Update: Police dog mistreated? Chief says it's not true but cal - | WBTV Charlotte

Update: Police dog mistreated? Chief says it's not true but calls keep coming

SALISBURY, NC (WBTV) -

The fallout over an online blogger's story accusing the Salisbury Police Chief of neglecting a K-9 continues, even after the chief and city leaders emphatically denied the allegation.

An anonymous letter being spread through social media alleges that the Salisbury Police Department is mistreating an "aged out" police dog by leaving the dog in a small kennel behind the department, not giving the dog proper exercise, and allowing the dog to suffer from physical neglect.

The letter implores readers to contact city leaders and animal activists on behalf of "Jack," a Belgian Malinois that was formerly handled by a Salisbury police officer who now works at the Rowan Sheriff's Office.

That deputy has told the sheriff that he would not comment about the situation.  

Reached on Monday afternoon, Salisbury Police Chief Rory Collins denied that the dog was neglected and said that the blog post contains a number of inaccuracies.

Collins said that the dog has been kept in the kennel since the officer left, but pointed out that the kennel is of the same size and specifications as the kennel at the home of the former handler.  Collins also said that contrary to the report that the dog is "aged out,"  Jack is being assigned to another handler within the department.

On Tuesday night Chief Collins, Lt. Andy Efird, and Jack met with WBTV and another Charlotte television station in a field off Airport Road. Efird played with the dog, who appeared healthy, happy, and very energetic.

Efird told WBTV that the allegations were false and that he routinely exercised Jack when Jack was in the kennel at the police department.  Efird said he didn't understand what was behind the blog post, but repeated that Jack was not neglected.

"He seems to be in fine health, he seems to be happy, I've dealt with him daily since the officer resigned," Efird told WBTV.  "I haven't had any issues with him.  He seems like your ordinary dog."

Jack is listed as being 8 years old and has been working for six years.  Chief Collins says the average work career for such is dog is 10 years.  The National Police Dog Foundation states that "depending on the health status, it (retirement age) is normally about 10 years of age."

The Foundation also states that when a dog's handler gets out of the program before the dog is ready to retire, "the dog might be retrained with a new handler, or given to its original handler if age and circumstances permit."
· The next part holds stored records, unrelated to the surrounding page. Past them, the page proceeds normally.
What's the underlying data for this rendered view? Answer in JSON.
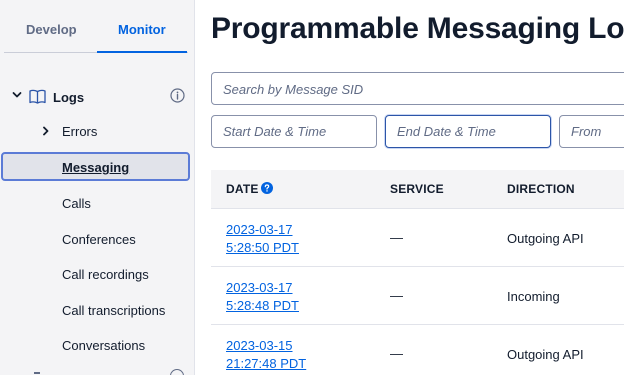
{
  "sidebar": {
    "tabs": [
      {
        "label": "Develop",
        "active": false
      },
      {
        "label": "Monitor",
        "active": true
      }
    ],
    "section": {
      "label": "Logs",
      "icon": "book-icon",
      "info_icon": "info-icon"
    },
    "items": [
      {
        "label": "Errors",
        "expandable": true
      },
      {
        "label": "Messaging",
        "active": true
      },
      {
        "label": "Calls"
      },
      {
        "label": "Conferences"
      },
      {
        "label": "Call recordings"
      },
      {
        "label": "Call transcriptions"
      },
      {
        "label": "Conversations"
      }
    ]
  },
  "main": {
    "title": "Programmable Messaging Logs",
    "search_placeholder": "Search by Message SID",
    "filters": {
      "start_placeholder": "Start Date & Time",
      "end_placeholder": "End Date & Time",
      "from_placeholder": "From"
    },
    "table": {
      "headers": {
        "date": "DATE",
        "service": "SERVICE",
        "direction": "DIRECTION"
      },
      "rows": [
        {
          "date_line1": "2023-03-17",
          "date_line2": "5:28:50 PDT",
          "service": "—",
          "direction": "Outgoing API"
        },
        {
          "date_line1": "2023-03-17",
          "date_line2": "5:28:48 PDT",
          "service": "—",
          "direction": "Incoming"
        },
        {
          "date_line1": "2023-03-15",
          "date_line2": "21:27:48 PDT",
          "service": "—",
          "direction": "Outgoing API"
        }
      ]
    }
  },
  "colors": {
    "accent": "#0263e0",
    "active_border": "#5b7bd6",
    "sidebar_bg": "#f4f4f6",
    "text": "#121c2d"
  }
}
The dog is also "cared for every day," according to Collins, who is himself an owner of two dogs.  The chief said that the cage was cleaned each day and that Jack was allowed to walk around outside of the cage frequently.  The dog is "perfectly healthy and had no signs of muscle deterioration" as mentioned in the letter.

The dog is no longer staying in the kennel, according to Chief Collins.  He says the dog was moved "for his protection," and will be living at the home of his new handler within the next few days.

Asked why the dog wasn't allowed to go with its original handler and why an 8 year old dog would be undergoing more training, Collins replied that the dog belongs to the police department, not to the handler, and that even at age 8, Jack is not ready to retire and has 3-4 years of service left with the department and with a new handler.

Collins and other city leaders, including Mayor Paul Woodson, have continued to get calls about the dog, some coming from as far away as the UK.  Collins told WBTV that the blog post has been shared through social media and that many of the concerned callers and emailers are accepting the post without question.

"I simply don't know," Efird added.  "I don't know anyone's motive behind it.  I just want folks to know that we're caring for the dog, we're not going to let the dog be mistreated.  He is healthy, he is happy...Jack's not being mistreated."

There have also been many calls and notes of support, according to Collins, but the chief says that many of the negative calls and notes are particularly mean spirited personal attacks.

Collins told WBTV that Jack would be with his new handler by the end of this week and back on the job after a period of retraining and bonding with the new handler.

Powered by Frankly